▶ [THE TASK]: Repeat every record below exactly as written.
╭──
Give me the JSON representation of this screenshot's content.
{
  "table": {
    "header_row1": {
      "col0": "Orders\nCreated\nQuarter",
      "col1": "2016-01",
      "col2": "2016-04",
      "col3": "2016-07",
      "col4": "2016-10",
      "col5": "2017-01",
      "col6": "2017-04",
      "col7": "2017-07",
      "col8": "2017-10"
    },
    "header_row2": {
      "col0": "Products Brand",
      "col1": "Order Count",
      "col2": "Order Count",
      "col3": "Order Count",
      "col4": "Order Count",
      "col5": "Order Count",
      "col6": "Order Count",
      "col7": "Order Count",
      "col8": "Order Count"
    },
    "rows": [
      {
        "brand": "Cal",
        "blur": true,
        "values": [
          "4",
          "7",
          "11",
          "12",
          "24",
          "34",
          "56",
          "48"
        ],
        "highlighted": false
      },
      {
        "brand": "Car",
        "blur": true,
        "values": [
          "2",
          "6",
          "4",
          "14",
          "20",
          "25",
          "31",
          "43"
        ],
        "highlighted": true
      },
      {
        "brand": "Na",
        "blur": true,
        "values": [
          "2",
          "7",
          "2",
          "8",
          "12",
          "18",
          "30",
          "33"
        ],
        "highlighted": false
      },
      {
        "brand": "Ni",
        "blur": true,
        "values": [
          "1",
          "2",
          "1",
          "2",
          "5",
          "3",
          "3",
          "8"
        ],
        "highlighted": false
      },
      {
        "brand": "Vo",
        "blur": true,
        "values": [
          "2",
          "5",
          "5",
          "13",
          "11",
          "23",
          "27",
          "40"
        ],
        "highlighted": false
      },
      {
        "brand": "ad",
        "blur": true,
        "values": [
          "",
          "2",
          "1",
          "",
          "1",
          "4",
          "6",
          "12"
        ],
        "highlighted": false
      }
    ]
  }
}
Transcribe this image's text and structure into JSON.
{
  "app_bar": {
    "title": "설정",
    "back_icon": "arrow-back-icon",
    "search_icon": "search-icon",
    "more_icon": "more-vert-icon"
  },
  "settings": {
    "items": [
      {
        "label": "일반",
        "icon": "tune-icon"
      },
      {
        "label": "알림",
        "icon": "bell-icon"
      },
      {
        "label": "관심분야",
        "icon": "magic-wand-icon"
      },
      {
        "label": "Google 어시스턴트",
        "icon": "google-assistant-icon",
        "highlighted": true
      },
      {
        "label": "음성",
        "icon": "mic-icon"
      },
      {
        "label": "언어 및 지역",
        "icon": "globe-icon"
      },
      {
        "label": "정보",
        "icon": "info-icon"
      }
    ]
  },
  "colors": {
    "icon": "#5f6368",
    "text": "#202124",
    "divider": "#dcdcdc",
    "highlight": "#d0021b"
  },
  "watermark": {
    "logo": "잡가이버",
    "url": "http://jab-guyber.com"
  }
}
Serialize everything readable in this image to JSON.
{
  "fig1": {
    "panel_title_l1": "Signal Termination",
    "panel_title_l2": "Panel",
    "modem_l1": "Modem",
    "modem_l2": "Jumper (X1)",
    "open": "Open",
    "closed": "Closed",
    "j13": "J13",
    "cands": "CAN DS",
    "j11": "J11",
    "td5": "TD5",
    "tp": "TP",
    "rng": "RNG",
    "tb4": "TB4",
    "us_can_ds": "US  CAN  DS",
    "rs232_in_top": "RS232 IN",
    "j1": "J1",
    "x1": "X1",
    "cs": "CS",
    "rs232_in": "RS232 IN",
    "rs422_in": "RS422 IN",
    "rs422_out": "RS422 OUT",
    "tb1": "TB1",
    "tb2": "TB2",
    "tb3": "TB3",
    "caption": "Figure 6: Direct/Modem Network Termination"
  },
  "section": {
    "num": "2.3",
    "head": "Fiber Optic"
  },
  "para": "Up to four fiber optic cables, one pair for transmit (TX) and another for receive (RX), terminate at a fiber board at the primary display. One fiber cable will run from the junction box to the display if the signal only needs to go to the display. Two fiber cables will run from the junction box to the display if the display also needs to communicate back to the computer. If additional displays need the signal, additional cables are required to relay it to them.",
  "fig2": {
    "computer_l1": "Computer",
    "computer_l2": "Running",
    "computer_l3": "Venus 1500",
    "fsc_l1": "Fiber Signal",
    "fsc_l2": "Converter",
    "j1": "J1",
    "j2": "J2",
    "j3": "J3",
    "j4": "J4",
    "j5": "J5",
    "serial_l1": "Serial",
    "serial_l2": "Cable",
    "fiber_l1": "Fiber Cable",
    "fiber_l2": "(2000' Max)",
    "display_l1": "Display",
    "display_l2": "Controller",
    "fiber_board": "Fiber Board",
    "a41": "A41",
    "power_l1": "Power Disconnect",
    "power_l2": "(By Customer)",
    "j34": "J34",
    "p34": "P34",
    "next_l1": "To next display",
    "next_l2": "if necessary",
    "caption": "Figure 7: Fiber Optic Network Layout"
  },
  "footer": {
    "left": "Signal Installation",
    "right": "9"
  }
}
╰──
▶ [YOUR RESPONSE]:
Give me the JSON representation of this screenshot's content.
{
  "table": {
    "header_row1": {
      "col0": "Orders\nCreated\nQuarter",
      "col1": "2016-01",
      "col2": "2016-04",
      "col3": "2016-07",
      "col4": "2016-10",
      "col5": "2017-01",
      "col6": "2017-04",
      "col7": "2017-07",
      "col8": "2017-10"
    },
    "header_row2": {
      "col0": "Products Brand",
      "col1": "Order Count",
      "col2": "Order Count",
      "col3": "Order Count",
      "col4": "Order Count",
      "col5": "Order Count",
      "col6": "Order Count",
      "col7": "Order Count",
      "col8": "Order Count"
    },
    "rows": [
      {
        "brand": "Cal",
        "blur": true,
        "values": [
          "4",
          "7",
          "11",
          "12",
          "24",
          "34",
          "56",
          "48"
        ],
        "highlighted": false
      },
      {
        "brand": "Car",
        "blur": true,
        "values": [
          "2",
          "6",
          "4",
          "14",
          "20",
          "25",
          "31",
          "43"
        ],
        "highlighted": true
      },
      {
        "brand": "Na",
        "blur": true,
        "values": [
          "2",
          "7",
          "2",
          "8",
          "12",
          "18",
          "30",
          "33"
        ],
        "highlighted": false
      },
      {
        "brand": "Ni",
        "blur": true,
        "values": [
          "1",
          "2",
          "1",
          "2",
          "5",
          "3",
          "3",
          "8"
        ],
        "highlighted": false
      },
      {
        "brand": "Vo",
        "blur": true,
        "values": [
          "2",
          "5",
          "5",
          "13",
          "11",
          "23",
          "27",
          "40"
        ],
        "highlighted": false
      },
      {
        "brand": "ad",
        "blur": true,
        "values": [
          "",
          "2",
          "1",
          "",
          "1",
          "4",
          "6",
          "12"
        ],
        "highlighted": false
      }
    ]
  }
}
Transcribe this image's text and structure into JSON.
{
  "app_bar": {
    "title": "설정",
    "back_icon": "arrow-back-icon",
    "search_icon": "search-icon",
    "more_icon": "more-vert-icon"
  },
  "settings": {
    "items": [
      {
        "label": "일반",
        "icon": "tune-icon"
      },
      {
        "label": "알림",
        "icon": "bell-icon"
      },
      {
        "label": "관심분야",
        "icon": "magic-wand-icon"
      },
      {
        "label": "Google 어시스턴트",
        "icon": "google-assistant-icon",
        "highlighted": true
      },
      {
        "label": "음성",
        "icon": "mic-icon"
      },
      {
        "label": "언어 및 지역",
        "icon": "globe-icon"
      },
      {
        "label": "정보",
        "icon": "info-icon"
      }
    ]
  },
  "colors": {
    "icon": "#5f6368",
    "text": "#202124",
    "divider": "#dcdcdc",
    "highlight": "#d0021b"
  },
  "watermark": {
    "logo": "잡가이버",
    "url": "http://jab-guyber.com"
  }
}
Serialize everything readable in this image to JSON.
{
  "fig1": {
    "panel_title_l1": "Signal Termination",
    "panel_title_l2": "Panel",
    "modem_l1": "Modem",
    "modem_l2": "Jumper (X1)",
    "open": "Open",
    "closed": "Closed",
    "j13": "J13",
    "cands": "CAN DS",
    "j11": "J11",
    "td5": "TD5",
    "tp": "TP",
    "rng": "RNG",
    "tb4": "TB4",
    "us_can_ds": "US  CAN  DS",
    "rs232_in_top": "RS232 IN",
    "j1": "J1",
    "x1": "X1",
    "cs": "CS",
    "rs232_in": "RS232 IN",
    "rs422_in": "RS422 IN",
    "rs422_out": "RS422 OUT",
    "tb1": "TB1",
    "tb2": "TB2",
    "tb3": "TB3",
    "caption": "Figure 6: Direct/Modem Network Termination"
  },
  "section": {
    "num": "2.3",
    "head": "Fiber Optic"
  },
  "para": "Up to four fiber optic cables, one pair for transmit (TX) and another for receive (RX), terminate at a fiber board at the primary display. One fiber cable will run from the junction box to the display if the signal only needs to go to the display. Two fiber cables will run from the junction box to the display if the display also needs to communicate back to the computer. If additional displays need the signal, additional cables are required to relay it to them.",
  "fig2": {
    "computer_l1": "Computer",
    "computer_l2": "Running",
    "computer_l3": "Venus 1500",
    "fsc_l1": "Fiber Signal",
    "fsc_l2": "Converter",
    "j1": "J1",
    "j2": "J2",
    "j3": "J3",
    "j4": "J4",
    "j5": "J5",
    "serial_l1": "Serial",
    "serial_l2": "Cable",
    "fiber_l1": "Fiber Cable",
    "fiber_l2": "(2000' Max)",
    "display_l1": "Display",
    "display_l2": "Controller",
    "fiber_board": "Fiber Board",
    "a41": "A41",
    "power_l1": "Power Disconnect",
    "power_l2": "(By Customer)",
    "j34": "J34",
    "p34": "P34",
    "next_l1": "To next display",
    "next_l2": "if necessary",
    "caption": "Figure 7: Fiber Optic Network Layout"
  },
  "footer": {
    "left": "Signal Installation",
    "right": "9"
  }
}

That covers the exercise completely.